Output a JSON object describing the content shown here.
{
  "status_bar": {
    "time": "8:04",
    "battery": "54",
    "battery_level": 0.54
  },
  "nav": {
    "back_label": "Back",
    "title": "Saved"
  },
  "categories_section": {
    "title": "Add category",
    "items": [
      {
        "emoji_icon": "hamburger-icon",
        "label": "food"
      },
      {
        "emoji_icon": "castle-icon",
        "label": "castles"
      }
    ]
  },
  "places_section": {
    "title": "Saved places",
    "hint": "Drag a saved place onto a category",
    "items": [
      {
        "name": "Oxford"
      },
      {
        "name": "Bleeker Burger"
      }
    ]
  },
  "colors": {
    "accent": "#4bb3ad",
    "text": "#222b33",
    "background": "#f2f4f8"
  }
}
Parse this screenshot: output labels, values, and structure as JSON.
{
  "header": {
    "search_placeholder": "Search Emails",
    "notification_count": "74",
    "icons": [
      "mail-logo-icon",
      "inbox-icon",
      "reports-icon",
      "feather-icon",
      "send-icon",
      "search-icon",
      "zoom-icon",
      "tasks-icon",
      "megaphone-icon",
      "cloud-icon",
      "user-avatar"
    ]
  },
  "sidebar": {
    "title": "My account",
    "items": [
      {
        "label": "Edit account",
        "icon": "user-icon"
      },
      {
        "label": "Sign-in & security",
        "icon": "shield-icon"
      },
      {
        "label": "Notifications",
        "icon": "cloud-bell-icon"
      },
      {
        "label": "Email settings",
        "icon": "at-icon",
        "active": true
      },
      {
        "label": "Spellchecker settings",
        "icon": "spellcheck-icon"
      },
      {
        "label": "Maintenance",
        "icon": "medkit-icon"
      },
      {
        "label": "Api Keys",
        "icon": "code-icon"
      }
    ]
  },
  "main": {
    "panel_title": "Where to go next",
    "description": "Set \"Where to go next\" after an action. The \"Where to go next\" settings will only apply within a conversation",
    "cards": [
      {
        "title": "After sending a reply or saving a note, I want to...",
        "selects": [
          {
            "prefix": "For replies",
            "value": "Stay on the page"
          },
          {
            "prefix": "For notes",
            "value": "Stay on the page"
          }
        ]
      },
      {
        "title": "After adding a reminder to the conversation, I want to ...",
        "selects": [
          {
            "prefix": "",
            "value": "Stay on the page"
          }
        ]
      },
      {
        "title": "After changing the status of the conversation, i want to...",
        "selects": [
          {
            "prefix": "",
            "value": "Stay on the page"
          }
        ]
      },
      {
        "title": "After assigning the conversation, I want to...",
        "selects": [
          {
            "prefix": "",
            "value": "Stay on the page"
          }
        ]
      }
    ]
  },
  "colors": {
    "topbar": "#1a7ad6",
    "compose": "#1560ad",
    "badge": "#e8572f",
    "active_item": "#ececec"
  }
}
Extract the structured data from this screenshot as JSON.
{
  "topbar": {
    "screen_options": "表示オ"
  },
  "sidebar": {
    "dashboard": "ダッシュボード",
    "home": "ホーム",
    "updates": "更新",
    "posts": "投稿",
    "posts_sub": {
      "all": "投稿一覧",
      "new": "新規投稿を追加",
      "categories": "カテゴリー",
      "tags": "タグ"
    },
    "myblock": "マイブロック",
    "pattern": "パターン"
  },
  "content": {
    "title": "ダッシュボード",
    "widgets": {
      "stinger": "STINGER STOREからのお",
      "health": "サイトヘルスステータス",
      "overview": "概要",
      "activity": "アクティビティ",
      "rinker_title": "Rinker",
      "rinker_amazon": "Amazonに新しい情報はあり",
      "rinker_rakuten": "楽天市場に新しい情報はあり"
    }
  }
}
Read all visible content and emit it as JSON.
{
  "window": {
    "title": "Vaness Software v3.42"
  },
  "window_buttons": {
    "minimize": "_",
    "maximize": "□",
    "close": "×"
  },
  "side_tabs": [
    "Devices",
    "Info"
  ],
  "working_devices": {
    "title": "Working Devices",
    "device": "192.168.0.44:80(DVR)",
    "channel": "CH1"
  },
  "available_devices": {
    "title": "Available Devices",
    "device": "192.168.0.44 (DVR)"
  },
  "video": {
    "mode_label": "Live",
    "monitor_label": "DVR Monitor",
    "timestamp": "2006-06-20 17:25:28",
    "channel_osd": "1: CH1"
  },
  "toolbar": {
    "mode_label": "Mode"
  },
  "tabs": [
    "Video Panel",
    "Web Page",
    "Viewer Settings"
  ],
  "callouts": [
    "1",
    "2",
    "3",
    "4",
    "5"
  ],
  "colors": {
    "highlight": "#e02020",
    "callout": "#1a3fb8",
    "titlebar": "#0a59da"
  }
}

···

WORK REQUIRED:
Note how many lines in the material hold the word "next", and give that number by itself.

RESPONSE TO THIS EXERCISE:
2